Fighting Impostor Syndrome as a CS Student
By Tao Ong
“Computer science is tough. It’s for smart people, for nerds who have been coding non-stop since they were eight.”
Coming into Berkeley as an intended sociology major, I bought into that belief. Yet, it was that same line, repeated countless times by my peers, that got me interested and challenged me to take a computer science class. I seemed to pick up concepts fairly quickly and scored well on exams, so there was reason to believe that I could have a future in tech.
But just a few weeks in, it was clear that there were a select few who were different from the rest of us.
We referred to them as “CS gods”.
These were students who were ahead of course material, who could find any bug in our code, and who would have every homework assignment completed early just so they could work on their own personal projects. These kids just got it. While I looked up to them, I started to believe that I could never become one of them, and my reverence quickly turned into a case of impostor syndrome.
What exactly is impostor syndrome?
In my personal encounter with impostor syndrome, I was always clouded by a feeling of self-doubt and inferiority. I felt that no matter how hard I tried, there would always be a CS god who was just inherently better.
Soon, this mentality started to spill over onto my work. It made me afraid to try new things and learn new technologies because I felt like I was already so far behind. I asked fewer questions for fear of saying something stupid. I stopped experimenting, and so my progress halted as well.
It took me a long time to realize that many of my peers had the same case of impostor syndrome, and in hindsight it’s not very hard to see why.
So, why do so many CS students struggle with it?
To start, showing off is crucial in the industry. People try to make themselves seem more intelligent and capable than they actually are to land greater professional opportunities. After all, if I build something cool, why not throw it on my online portfolio so I might have a better shot at getting a software engineering internship at Google? While I’m at it, why not show my friends and tell them about all the obscure frameworks I used to build it, perhaps even mention that it took me a weekend when I actually worked on it for months?
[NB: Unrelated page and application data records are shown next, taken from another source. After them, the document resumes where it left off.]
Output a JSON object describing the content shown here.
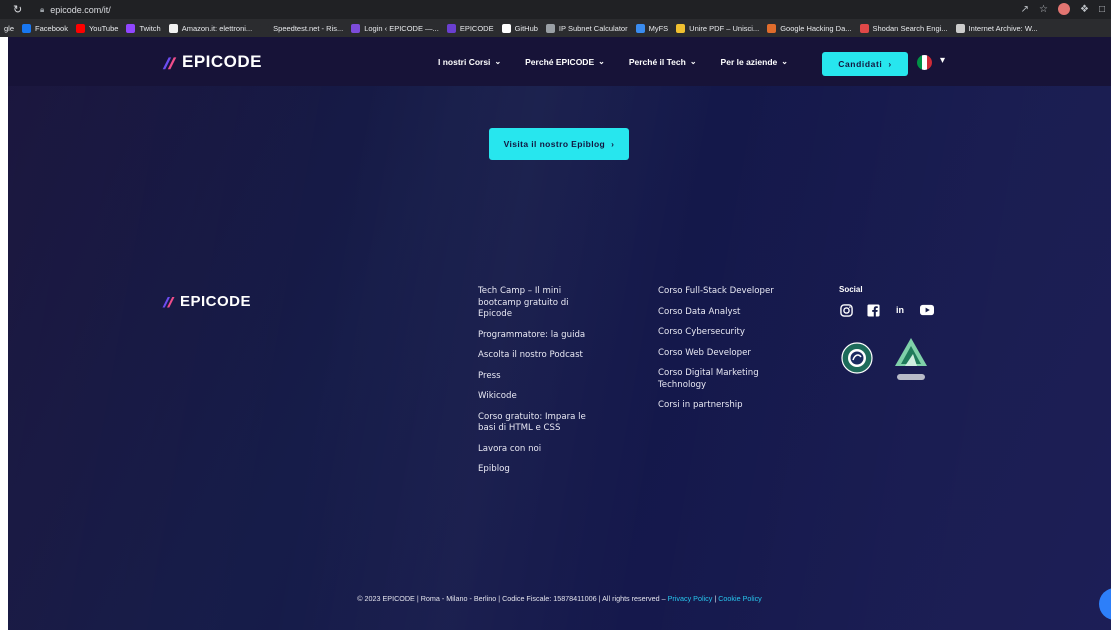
{
  "browser": {
    "url": "epicode.com/it/",
    "bookmarks": [
      {
        "label": "gle",
        "icon": "google-icon",
        "color": "#4285f4"
      },
      {
        "label": "Facebook",
        "icon": "facebook-icon",
        "color": "#1877f2"
      },
      {
        "label": "YouTube",
        "icon": "youtube-icon",
        "color": "#ff0000"
      },
      {
        "label": "Twitch",
        "icon": "twitch-icon",
        "color": "#9146ff"
      },
      {
        "label": "Amazon.it: elettroni...",
        "icon": "amazon-icon",
        "color": "#f2f2f2"
      },
      {
        "label": "Speedtest.net - Ris...",
        "icon": "speedtest-icon",
        "color": "#2b2c2f"
      },
      {
        "label": "Login ‹ EPICODE —...",
        "icon": "epicode-icon",
        "color": "#7d4cdb"
      },
      {
        "label": "EPICODE",
        "icon": "epicode-icon",
        "color": "#6a3fd0"
      },
      {
        "label": "GitHub",
        "icon": "github-icon",
        "color": "#ffffff"
      },
      {
        "label": "IP Subnet Calculator",
        "icon": "calculator-icon",
        "color": "#9aa0a6"
      },
      {
        "label": "MyFS",
        "icon": "myfs-icon",
        "color": "#3a8cf0"
      },
      {
        "label": "Unire PDF – Unisci...",
        "icon": "pdf-icon",
        "color": "#f0c030"
      },
      {
        "label": "Google Hacking Da...",
        "icon": "exploit-icon",
        "color": "#e06c2c"
      },
      {
        "label": "Shodan Search Engi...",
        "icon": "shodan-icon",
        "color": "#e04848"
      },
      {
        "label": "Internet Archive: W...",
        "icon": "archive-icon",
        "color": "#cccccc"
      }
    ]
  },
  "nav": {
    "logo": "EPICODE",
    "links": [
      "I nostri Corsi",
      "Perché EPICODE",
      "Perché il Tech",
      "Per le aziende"
    ],
    "cta": "Candidati"
  },
  "hero": {
    "blog_button": "Visita il nostro Epiblog"
  },
  "footer": {
    "logo": "EPICODE",
    "col1": [
      "Tech Camp – Il mini bootcamp gratuito di Epicode",
      "Programmatore: la guida",
      "Ascolta il nostro Podcast",
      "Press",
      "Wikicode",
      "Corso gratuito: Impara le basi di HTML e CSS",
      "Lavora con noi",
      "Epiblog"
    ],
    "col2": [
      "Corso Full-Stack Developer",
      "Corso Data Analyst",
      "Corso Cybersecurity",
      "Corso Web Developer",
      "Corso Digital Marketing Technology",
      "Corsi in partnership"
    ],
    "social_title": "Social",
    "social_icons": [
      "instagram-icon",
      "facebook-icon",
      "linkedin-icon",
      "youtube-icon"
    ],
    "badges": [
      "accredia-badge",
      "act-badge"
    ],
    "copyright_main": "© 2023 EPICODE | Roma - Milano - Berlino | Codice Fiscale: 15878411006 | All rights reserved –",
    "privacy": "Privacy Policy",
    "separator": "|",
    "cookie": "Cookie Policy"
  },
  "colors": {
    "accent": "#27e6ee",
    "background": "#161c49",
    "nav": "#171338"
  }
}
This leads to another problem — that people tend to disregard the importance of the hard work they went through. It’s not often that people show the countless iterations of an app when they can simply showcase the final, polished project. Why show myself as someone who had to spend days on Stack Overflow, when I can act like a CS god who just knew how to do it?
It also doesn’t help that many programmers have an innate desire to rack up knowledge of languages and frameworks. This mentality, coupled with the fact the technology is a huge and rapidly changing field, often leads to a sense of helplessness, especially when you realize there are so many things you will most likely never have the time to master.
Beginning to understand these factors was the first step in overcoming impostor syndrome. But the next step was to correct my false belief that I could never become a CS god. I had to rethink what it meant to be a good programmer, and how I could become a CS god on my own terms. More importantly, I needed something to sustain my drive to be better at coding, even when I finally became “good enough”. I needed a purpose.
Building confidence through social good
A year ago, I worked with Meals on Wheels of Alameda County as a pro-bono consultant.
One of my tasks was simply to suggest ways to improve their current website, and provide research on how certain changes might affect certain metrics such as volunteer signup rates and total donations. Instead, I decided to create a mockup. With some HTML and CSS and a little design experience, I redesigned their website front-end so they could see how the changes would look and feel firsthand.
They loved the design, but that wasn’t what boosted my confidence. The reality was that I had taken advantage of my extremely limited knowledge of web development for social good. Suddenly, being a CS god wasn’t that wasn’t important anymore, because whatever little I knew about coding was already enough to impact the lives of others.
With that realization, I felt empowered. My drive to become more proficient at coding became much more meaningful. By keeping social good at the heart of each project from that point on, I finally had a purpose, and it became remarkably easier to stay motivated. Instead of adding to my impostor syndrome, my lack of expertise only encouraged me to learn more.
Ultimately, the key to overcoming impostor syndrome wasn’t to try and become a CS god, but to redefine its meaning completely.
“After all, it’s not about how good you are at programming, but about how much good you can do with it.”
Tao is a junior studying Computer Science and Economics at UC Berkeley. He is currently Blueprint’s Director of Content.